People who have accepted the validity of conspiracy theories seek out alternative forms of media because they don’t trust established institutions, Pino explained. They seek out sources that already agree with their worldviews, leading to a self-perpetuating feedback of confirmation bias. When elected officials promote discredited conspiracy theories, sharing them on social media and getting thousands of shares, the conspiracy theory is further legitimized and entrenched beliefs are reinforced.  

“Those who believe in conspiracy theories often erroneously believe they are exercising independent critical thinking. They believe they’re thinking outside of the box,” Pino said. “The fact is their critical thinking skills are not up to par and they’re not weighing evidence.

“If you’re barking up the wrong tree, pursuing overly-simplistic explanations, then you’re not focused on actual problem,” he said. “Conspiracy theorists are actually helping entrench the system further because they’re distracted and not focused on the root causes of the problem.” 

Elizabeth headshot
Elizabeth Kanon, lecturer in the Department of Philosophy

Fortunately, most conspiracy theories have tell-tale signs that make them easy to recognize, said Elizabeth Kanon, a lecturer in the Department of Philosophy. Being alert to common rhetorical tricks can help individuals avoid being taken in by conspiracy theories great and small.

“Sometimes they’re referred to as vacuous or meaningless arguments, but what makes a self-sealing argument a favorite of conspiracy theorists is that it can never be disproven,” Kanon said. “What marks a scientific theory is the possibility that it could be replaced by a better theory down the road. New evidence will test the theory to see if it will fail. Most conspiracy theories are not like that. They use every piece of evidence as confirmation of the conspiracy.

“Rather admitting that a piece of evidence could be a problem, they’ll turn it and spin it to actually be confirming the theory. It can never be defeated,” she said. “When anybody goes, ‘Hey, wait a minute. What about this?’ and they answer, ‘Oh no, that actually proves what I’m saying!’ now you know you’re working with something that might be a self-sealer.”

 The next common fallacy to look out for is the conjunction fallacy Kanon said.

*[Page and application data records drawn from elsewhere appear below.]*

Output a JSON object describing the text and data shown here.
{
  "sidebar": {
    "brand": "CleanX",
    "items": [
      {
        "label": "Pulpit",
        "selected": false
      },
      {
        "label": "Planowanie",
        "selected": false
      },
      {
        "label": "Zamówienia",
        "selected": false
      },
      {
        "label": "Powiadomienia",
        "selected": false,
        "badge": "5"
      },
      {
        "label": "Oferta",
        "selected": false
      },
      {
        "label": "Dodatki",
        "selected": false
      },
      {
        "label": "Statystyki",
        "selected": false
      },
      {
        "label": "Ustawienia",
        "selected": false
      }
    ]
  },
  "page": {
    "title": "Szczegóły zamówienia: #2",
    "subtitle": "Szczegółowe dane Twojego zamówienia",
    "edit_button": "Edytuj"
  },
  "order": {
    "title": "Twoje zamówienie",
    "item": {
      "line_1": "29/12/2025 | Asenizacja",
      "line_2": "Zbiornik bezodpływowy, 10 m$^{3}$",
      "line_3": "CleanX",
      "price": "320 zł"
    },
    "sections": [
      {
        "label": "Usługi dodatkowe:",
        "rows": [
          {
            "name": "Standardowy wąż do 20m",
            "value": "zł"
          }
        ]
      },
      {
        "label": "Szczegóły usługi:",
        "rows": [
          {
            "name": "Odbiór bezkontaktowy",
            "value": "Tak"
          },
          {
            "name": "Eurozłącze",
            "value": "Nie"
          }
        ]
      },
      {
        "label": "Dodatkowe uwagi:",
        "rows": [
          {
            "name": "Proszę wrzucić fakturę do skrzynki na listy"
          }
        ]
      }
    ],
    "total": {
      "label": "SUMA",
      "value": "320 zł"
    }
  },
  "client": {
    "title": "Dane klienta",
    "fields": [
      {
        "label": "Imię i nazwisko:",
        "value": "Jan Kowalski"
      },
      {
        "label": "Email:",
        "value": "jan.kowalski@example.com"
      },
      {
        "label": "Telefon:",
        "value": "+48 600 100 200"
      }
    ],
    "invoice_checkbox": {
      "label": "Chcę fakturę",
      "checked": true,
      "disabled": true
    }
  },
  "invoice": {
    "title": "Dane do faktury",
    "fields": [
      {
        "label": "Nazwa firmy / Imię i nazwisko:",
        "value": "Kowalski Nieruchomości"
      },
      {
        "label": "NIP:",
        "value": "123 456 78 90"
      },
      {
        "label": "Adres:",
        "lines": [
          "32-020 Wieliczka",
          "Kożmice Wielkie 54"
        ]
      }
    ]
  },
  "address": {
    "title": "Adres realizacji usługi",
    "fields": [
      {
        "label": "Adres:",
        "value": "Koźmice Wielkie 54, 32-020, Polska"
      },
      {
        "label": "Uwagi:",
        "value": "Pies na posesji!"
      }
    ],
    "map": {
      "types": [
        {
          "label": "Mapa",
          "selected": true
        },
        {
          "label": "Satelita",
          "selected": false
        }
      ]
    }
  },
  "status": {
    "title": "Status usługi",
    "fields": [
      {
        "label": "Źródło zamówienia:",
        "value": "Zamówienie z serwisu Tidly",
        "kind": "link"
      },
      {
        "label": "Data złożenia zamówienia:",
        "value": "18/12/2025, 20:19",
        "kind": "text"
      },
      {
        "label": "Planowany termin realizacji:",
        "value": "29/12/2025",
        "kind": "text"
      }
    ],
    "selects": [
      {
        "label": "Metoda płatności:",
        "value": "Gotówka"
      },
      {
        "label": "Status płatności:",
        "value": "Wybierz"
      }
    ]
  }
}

Conspiracy theorists will use available evidence to prove one point, but then tie many other additional facts to that one, despite the lack of additional supporting evidence. 

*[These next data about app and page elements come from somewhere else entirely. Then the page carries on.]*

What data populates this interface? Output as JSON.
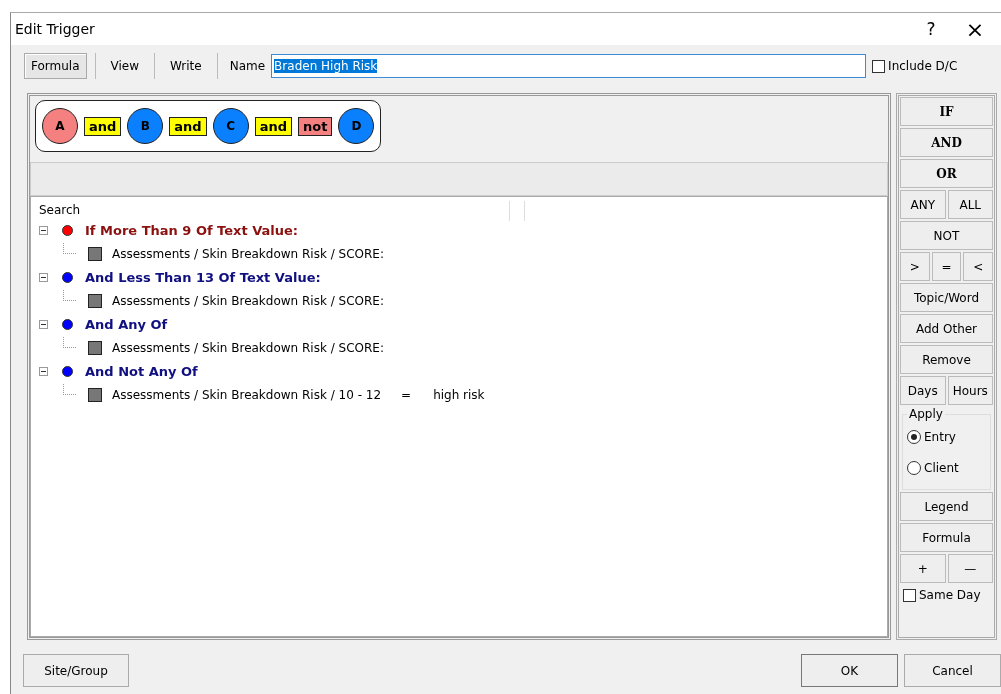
{
  "window": {
    "title": "Edit Trigger",
    "help": "?",
    "close": "×"
  },
  "tabs": [
    {
      "label": "Formula",
      "selected": true
    },
    {
      "label": "View",
      "selected": false
    },
    {
      "label": "Write",
      "selected": false
    }
  ],
  "name_field": {
    "label": "Name",
    "value": "Braden High Risk"
  },
  "include_dc": {
    "label": "Include D/C",
    "checked": false
  },
  "formula": [
    {
      "kind": "term",
      "label": "A",
      "color": "#f48080"
    },
    {
      "kind": "op",
      "label": "and",
      "color": "#ffff00"
    },
    {
      "kind": "term",
      "label": "B",
      "color": "#0a80ff"
    },
    {
      "kind": "op",
      "label": "and",
      "color": "#ffff00"
    },
    {
      "kind": "term",
      "label": "C",
      "color": "#0a80ff"
    },
    {
      "kind": "op",
      "label": "and",
      "color": "#ffff00"
    },
    {
      "kind": "op",
      "label": "not",
      "color": "#f48080"
    },
    {
      "kind": "term",
      "label": "D",
      "color": "#0a80ff"
    }
  ],
  "tree": {
    "header": "Search",
    "items": [
      {
        "label": "If More Than 9 Of Text Value:",
        "color": "#ff0000",
        "expanded": true,
        "children": [
          {
            "path": "Assessments / Skin Breakdown Risk / SCORE:"
          }
        ]
      },
      {
        "label": "And Less Than 13 Of Text Value:",
        "color": "#0000ff",
        "expanded": true,
        "children": [
          {
            "path": "Assessments / Skin Breakdown Risk / SCORE:"
          }
        ]
      },
      {
        "label": "And Any Of",
        "color": "#0000ff",
        "expanded": true,
        "children": [
          {
            "path": "Assessments / Skin Breakdown Risk / SCORE:"
          }
        ]
      },
      {
        "label": "And Not Any Of",
        "color": "#0000ff",
        "expanded": true,
        "children": [
          {
            "path": "Assessments / Skin Breakdown Risk / 10 - 12",
            "operator": "=",
            "value": "high risk"
          }
        ]
      }
    ]
  },
  "side_buttons": [
    [
      {
        "label": "IF",
        "bold": true
      }
    ],
    [
      {
        "label": "AND",
        "bold": true
      }
    ],
    [
      {
        "label": "OR",
        "bold": true
      }
    ],
    [
      {
        "label": "ANY",
        "bold": false
      },
      {
        "label": "ALL",
        "bold": false
      }
    ],
    [
      {
        "label": "NOT",
        "bold": false
      }
    ],
    [
      {
        "label": ">",
        "bold": false
      },
      {
        "label": "=",
        "bold": false
      },
      {
        "label": "<",
        "bold": false
      }
    ],
    [
      {
        "label": "Topic/Word",
        "bold": false
      }
    ],
    [
      {
        "label": "Add Other",
        "bold": false
      }
    ],
    [
      {
        "label": "Remove",
        "bold": false
      }
    ],
    [
      {
        "label": "Days",
        "bold": false
      },
      {
        "label": "Hours",
        "bold": false
      }
    ]
  ],
  "apply": {
    "label": "Apply",
    "options": [
      {
        "label": "Entry",
        "selected": true
      },
      {
        "label": "Client",
        "selected": false
      }
    ]
  },
  "side_buttons_2": [
    [
      {
        "label": "Legend",
        "bold": false
      }
    ],
    [
      {
        "label": "Formula",
        "bold": false
      }
    ],
    [
      {
        "label": "+",
        "bold": false
      },
      {
        "label": "—",
        "bold": false
      }
    ]
  ],
  "same_day": {
    "label": "Same Day",
    "checked": false
  },
  "footer": {
    "left": "Site/Group",
    "ok": "OK",
    "cancel": "Cancel"
  }
}
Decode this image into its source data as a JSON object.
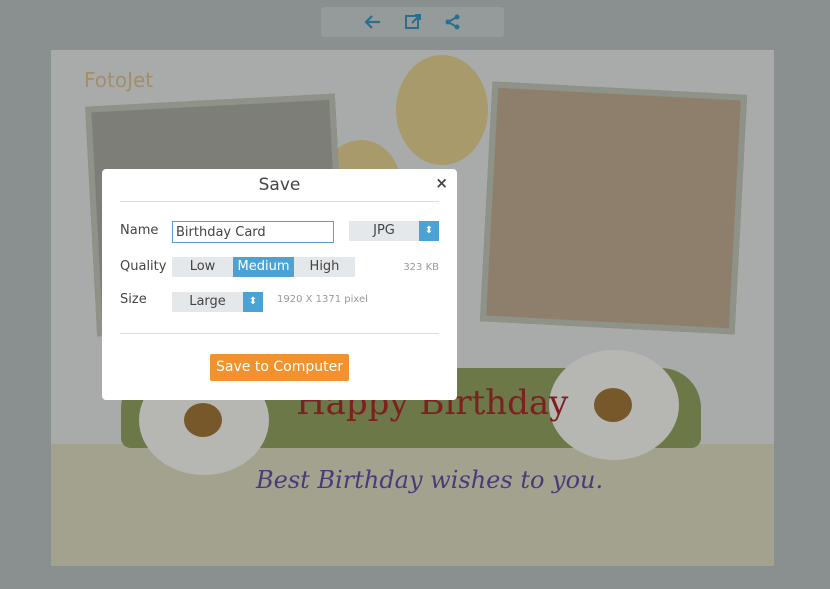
{
  "toolbar": {
    "icons": [
      "arrow-left-icon",
      "open-external-icon",
      "share-icon"
    ],
    "icon_color": "#2a6f8e"
  },
  "card": {
    "logo": "FotoJet",
    "headline": "Happy Birthday",
    "wish": "Best Birthday wishes to you."
  },
  "dialog": {
    "title": "Save",
    "close": "×",
    "name_label": "Name",
    "name_value": "Birthday Card",
    "format": "JPG",
    "quality_label": "Quality",
    "quality_options": [
      "Low",
      "Medium",
      "High"
    ],
    "quality_selected": "Medium",
    "file_size": "323 KB",
    "size_label": "Size",
    "size_value": "Large",
    "dimensions": "1920 X 1371 pixel",
    "save_button": "Save to Computer",
    "accent": "#4aa3d4",
    "button_color": "#f0922e"
  }
}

“Here, the big one is ‘and.’ The fallacy is that people put together these ands, they link together A and B and C and D. They’ll pack in all these other things too, that are not really in the information we are given. They just start filling in the blanks,” she said. “So with coronavirus, evidence shows us that it is an illness. Evidence doesn’t support that it’s an illness and it was created in a lab and it’s put out there to bring the destruction of the economy and bring about the end of the middle class. All we can get from the information available is that it is a disease, not one that’s planned to take us all out.”  

A denial that something could be mere coincidence is common among conspiracy theories. The fact that someone sold stocks at a fortunate time does not prove they were behind the introduction of the coronavirus into the world population—correlation does not equal causation, Kanon said. Along a similar vein, for a true conspiracy theory, bigger is better, and as many globe-spanning tropes as possible will be folded into the narrative. With the coronavirus, listen long enough and sooner or later somebody will bring up the Illuminati or the New World Order.  

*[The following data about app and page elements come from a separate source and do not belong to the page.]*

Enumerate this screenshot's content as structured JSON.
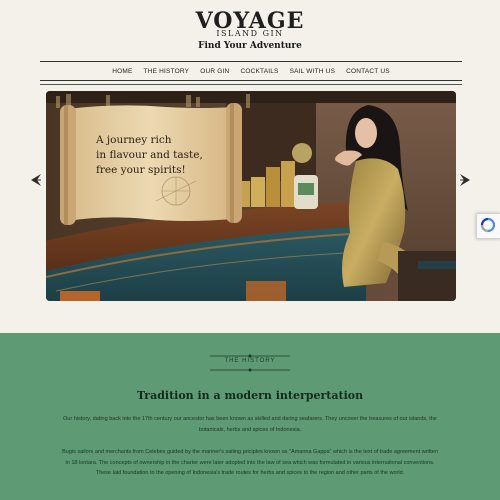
{
  "brand": {
    "name": "VOYAGE",
    "subtitle": "ISLAND GIN",
    "tagline": "Find Your Adventure"
  },
  "nav": {
    "items": [
      "HOME",
      "THE HISTORY",
      "OUR GIN",
      "COCKTAILS",
      "SAIL WITH US",
      "CONTACT US"
    ]
  },
  "hero": {
    "line1": "A journey rich",
    "line2": "in flavour and taste,",
    "line3": "free your spirits!"
  },
  "history": {
    "section_label": "THE HISTORY",
    "title": "Tradition in a modern interpertation",
    "paragraph1": "Our history, dating back into the 17th century our ancestor has been known as skilled and daring seafarers. They uncover the treasures of our islands, the botanicals, herbs and spices of Indonesia.",
    "paragraph2": "Bugis sailors and merchants from Celebes guided by the mariner's sailing priciples known as \"Amanna Gappa\" which is the text of trade agreement written in 18 lontara. The concepts of ownership in the charter were later adopted into the law of sea which was formulated in various international conventions. These laid foundation to the opening of Indonesia's trade routes for herbs and spices to the region and other parts of the world."
  },
  "colors": {
    "background": "#f3f1ea",
    "history_green": "#5e9a73",
    "text_dark": "#222222"
  }
}
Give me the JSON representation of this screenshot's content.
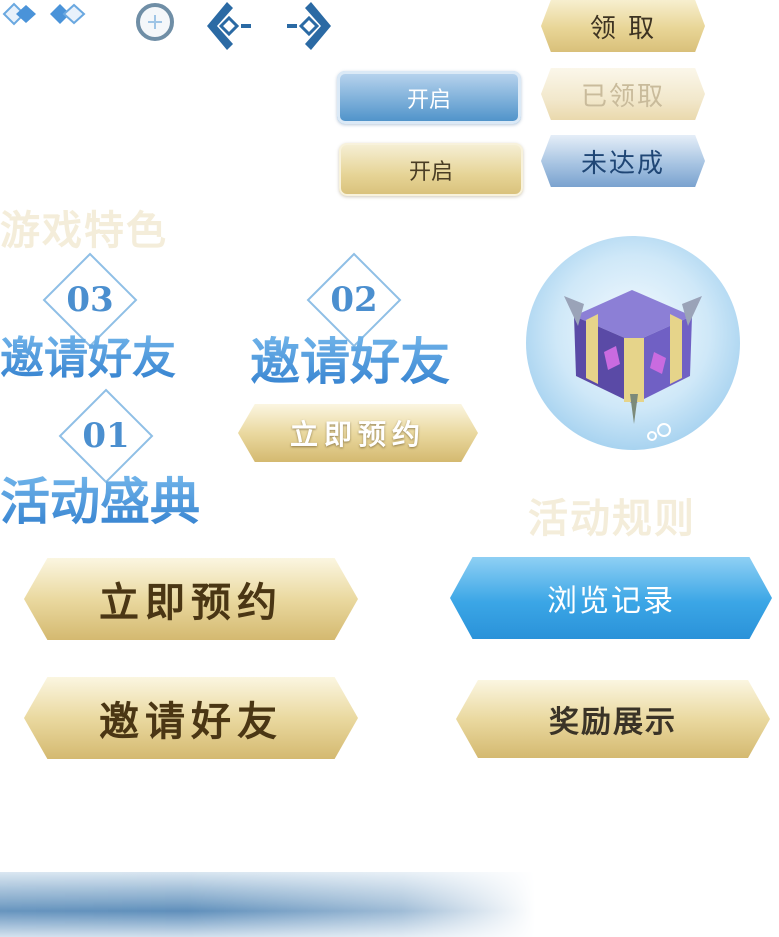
{
  "icons": {
    "diamond_pair": "diamond-pair-icon",
    "plus_circle": "plus-circle-icon",
    "arrow_left": "arrow-left-icon",
    "arrow_right": "arrow-right-icon",
    "treasure_chest": "treasure-chest-icon"
  },
  "buttons": {
    "claim": "领 取",
    "claimed": "已领取",
    "not_reached": "未达成",
    "open_blue": "开启",
    "open_gold": "开启",
    "reserve_now_small": "立即预约",
    "reserve_now_large": "立即预约",
    "invite_friends_large": "邀请好友",
    "browse_history": "浏览记录",
    "reward_display": "奖励展示"
  },
  "sections": {
    "game_features": "游戏特色",
    "event_rules": "活动规则"
  },
  "steps": [
    {
      "number": "03",
      "title": "邀请好友"
    },
    {
      "number": "02",
      "title": "邀请好友"
    },
    {
      "number": "01",
      "title": "活动盛典"
    }
  ],
  "colors": {
    "gold": "#e3cd8c",
    "blue": "#3a9ee3",
    "title_blue": "#2f7dcd",
    "text_dark": "#4a3614"
  }
}
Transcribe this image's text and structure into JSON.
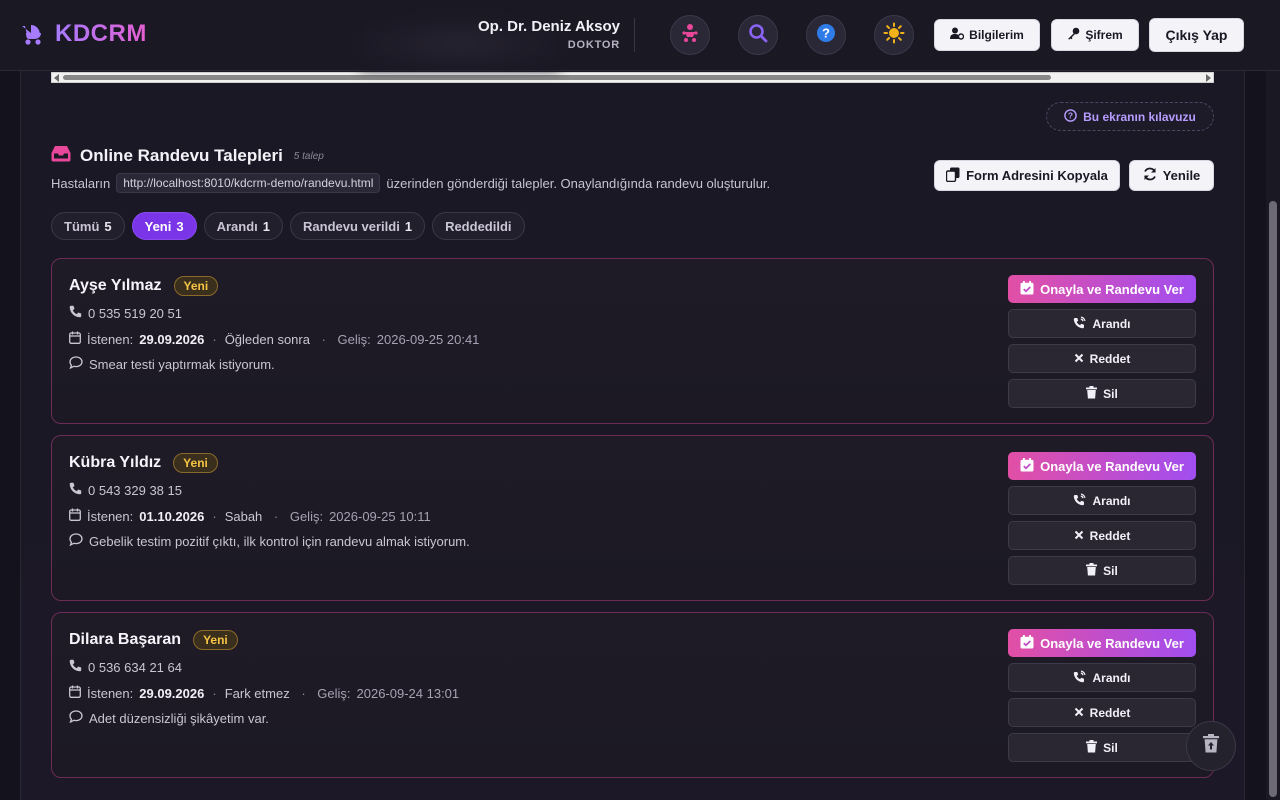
{
  "header": {
    "brand": "KDCRM",
    "user_name": "Op. Dr. Deniz Aksoy",
    "user_role": "DOKTOR",
    "buttons": {
      "profile": "Bilgilerim",
      "password": "Şifrem",
      "logout": "Çıkış Yap"
    },
    "icons": [
      "baby-icon",
      "search-icon",
      "help-icon",
      "sun-icon"
    ]
  },
  "guide_button": "Bu ekranın kılavuzu",
  "section": {
    "title": "Online Randevu Talepleri",
    "count": "5 talep",
    "subtitle_before": "Hastaların",
    "url": "http://localhost:8010/kdcrm-demo/randevu.html",
    "subtitle_after": "üzerinden gönderdiği talepler. Onaylandığında randevu oluşturulur.",
    "copy_button": "Form Adresini Kopyala",
    "refresh_button": "Yenile"
  },
  "filters": [
    {
      "label": "Tümü",
      "count": "5"
    },
    {
      "label": "Yeni",
      "count": "3"
    },
    {
      "label": "Arandı",
      "count": "1"
    },
    {
      "label": "Randevu verildi",
      "count": "1"
    },
    {
      "label": "Reddedildi",
      "count": ""
    }
  ],
  "card_labels": {
    "requested": "İstenen:",
    "arrival": "Geliş:",
    "approve": "Onayla ve Randevu Ver",
    "called": "Arandı",
    "reject": "Reddet",
    "delete": "Sil"
  },
  "requests": [
    {
      "name": "Ayşe Yılmaz",
      "status": "Yeni",
      "phone": "0 535 519 20 51",
      "date": "29.09.2026",
      "time_pref": "Öğleden sonra",
      "arrival": "2026-09-25 20:41",
      "note": "Smear testi yaptırmak istiyorum."
    },
    {
      "name": "Kübra Yıldız",
      "status": "Yeni",
      "phone": "0 543 329 38 15",
      "date": "01.10.2026",
      "time_pref": "Sabah",
      "arrival": "2026-09-25 10:11",
      "note": "Gebelik testim pozitif çıktı, ilk kontrol için randevu almak istiyorum."
    },
    {
      "name": "Dilara Başaran",
      "status": "Yeni",
      "phone": "0 536 634 21 64",
      "date": "29.09.2026",
      "time_pref": "Fark etmez",
      "arrival": "2026-09-24 13:01",
      "note": "Adet düzensizliği şikâyetim var."
    }
  ],
  "colors": {
    "accent": "#7a35e8",
    "brand_gradient_start": "#a67bff",
    "brand_gradient_end": "#e55fd0",
    "badge_new": "#f5c445",
    "card_border": "#6b2c55"
  }
}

“All the usual suspects will fit into the story,” Kanon said. “That’s a real good sign you’ve got a conspiracy theory. 

“Finally, sometimes people just like spectacular stories over mundane ones. ‘I went to work,’ is a boring story, whereas, ‘On my way to work there was an accident and I had to swerve,’” she said. “You build it up, and that’s a lot more interesting story. People like to have more interesting things to talk about.”

For more information, contact University Communications:

Jayme Blaschke, 512-245-2555

Sandy Pantlik, 512-245-2922